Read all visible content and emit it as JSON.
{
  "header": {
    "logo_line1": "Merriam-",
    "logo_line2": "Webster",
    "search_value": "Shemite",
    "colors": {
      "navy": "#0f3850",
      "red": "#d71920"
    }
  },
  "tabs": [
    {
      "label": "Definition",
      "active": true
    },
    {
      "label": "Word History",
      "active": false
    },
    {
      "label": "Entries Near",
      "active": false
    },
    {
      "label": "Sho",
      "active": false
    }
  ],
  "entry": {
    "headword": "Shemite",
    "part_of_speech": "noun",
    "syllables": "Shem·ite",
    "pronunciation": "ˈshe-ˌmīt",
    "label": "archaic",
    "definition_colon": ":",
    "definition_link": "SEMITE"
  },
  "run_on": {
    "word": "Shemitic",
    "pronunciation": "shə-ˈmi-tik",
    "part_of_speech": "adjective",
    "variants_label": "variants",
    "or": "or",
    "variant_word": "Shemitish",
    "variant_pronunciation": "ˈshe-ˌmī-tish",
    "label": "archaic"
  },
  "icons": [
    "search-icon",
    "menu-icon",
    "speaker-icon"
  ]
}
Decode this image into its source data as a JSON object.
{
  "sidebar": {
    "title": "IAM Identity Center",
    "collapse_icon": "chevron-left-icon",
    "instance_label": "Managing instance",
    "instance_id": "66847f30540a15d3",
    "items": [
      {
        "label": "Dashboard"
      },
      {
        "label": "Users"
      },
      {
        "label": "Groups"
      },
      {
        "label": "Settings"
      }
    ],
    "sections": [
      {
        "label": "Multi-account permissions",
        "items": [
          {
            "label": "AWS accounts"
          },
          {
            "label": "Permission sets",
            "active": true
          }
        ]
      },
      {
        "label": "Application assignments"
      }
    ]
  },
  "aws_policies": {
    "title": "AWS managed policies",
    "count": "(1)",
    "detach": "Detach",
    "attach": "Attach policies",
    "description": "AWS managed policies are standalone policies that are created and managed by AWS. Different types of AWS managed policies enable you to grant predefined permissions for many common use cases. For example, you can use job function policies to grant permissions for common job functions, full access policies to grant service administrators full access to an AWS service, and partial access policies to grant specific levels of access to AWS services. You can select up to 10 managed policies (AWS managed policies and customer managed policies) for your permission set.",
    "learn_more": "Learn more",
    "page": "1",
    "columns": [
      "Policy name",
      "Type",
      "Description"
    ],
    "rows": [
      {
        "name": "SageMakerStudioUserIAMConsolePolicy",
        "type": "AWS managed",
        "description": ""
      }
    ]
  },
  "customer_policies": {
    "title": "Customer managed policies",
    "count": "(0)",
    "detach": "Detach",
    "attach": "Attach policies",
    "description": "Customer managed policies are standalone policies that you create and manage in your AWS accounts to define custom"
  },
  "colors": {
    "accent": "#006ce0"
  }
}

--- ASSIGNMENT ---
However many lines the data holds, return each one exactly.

--- RESPONSE TO THE TASK ---
Read all visible content and emit it as JSON.
{
  "header": {
    "logo_line1": "Merriam-",
    "logo_line2": "Webster",
    "search_value": "Shemite",
    "colors": {
      "navy": "#0f3850",
      "red": "#d71920"
    }
  },
  "tabs": [
    {
      "label": "Definition",
      "active": true
    },
    {
      "label": "Word History",
      "active": false
    },
    {
      "label": "Entries Near",
      "active": false
    },
    {
      "label": "Sho",
      "active": false
    }
  ],
  "entry": {
    "headword": "Shemite",
    "part_of_speech": "noun",
    "syllables": "Shem·ite",
    "pronunciation": "ˈshe-ˌmīt",
    "label": "archaic",
    "definition_colon": ":",
    "definition_link": "SEMITE"
  },
  "run_on": {
    "word": "Shemitic",
    "pronunciation": "shə-ˈmi-tik",
    "part_of_speech": "adjective",
    "variants_label": "variants",
    "or": "or",
    "variant_word": "Shemitish",
    "variant_pronunciation": "ˈshe-ˌmī-tish",
    "label": "archaic"
  },
  "icons": [
    "search-icon",
    "menu-icon",
    "speaker-icon"
  ]
}
Decode this image into its source data as a JSON object.
{
  "sidebar": {
    "title": "IAM Identity Center",
    "collapse_icon": "chevron-left-icon",
    "instance_label": "Managing instance",
    "instance_id": "66847f30540a15d3",
    "items": [
      {
        "label": "Dashboard"
      },
      {
        "label": "Users"
      },
      {
        "label": "Groups"
      },
      {
        "label": "Settings"
      }
    ],
    "sections": [
      {
        "label": "Multi-account permissions",
        "items": [
          {
            "label": "AWS accounts"
          },
          {
            "label": "Permission sets",
            "active": true
          }
        ]
      },
      {
        "label": "Application assignments"
      }
    ]
  },
  "aws_policies": {
    "title": "AWS managed policies",
    "count": "(1)",
    "detach": "Detach",
    "attach": "Attach policies",
    "description": "AWS managed policies are standalone policies that are created and managed by AWS. Different types of AWS managed policies enable you to grant predefined permissions for many common use cases. For example, you can use job function policies to grant permissions for common job functions, full access policies to grant service administrators full access to an AWS service, and partial access policies to grant specific levels of access to AWS services. You can select up to 10 managed policies (AWS managed policies and customer managed policies) for your permission set.",
    "learn_more": "Learn more",
    "page": "1",
    "columns": [
      "Policy name",
      "Type",
      "Description"
    ],
    "rows": [
      {
        "name": "SageMakerStudioUserIAMConsolePolicy",
        "type": "AWS managed",
        "description": ""
      }
    ]
  },
  "customer_policies": {
    "title": "Customer managed policies",
    "count": "(0)",
    "detach": "Detach",
    "attach": "Attach policies",
    "description": "Customer managed policies are standalone policies that you create and manage in your AWS accounts to define custom"
  },
  "colors": {
    "accent": "#006ce0"
  }
}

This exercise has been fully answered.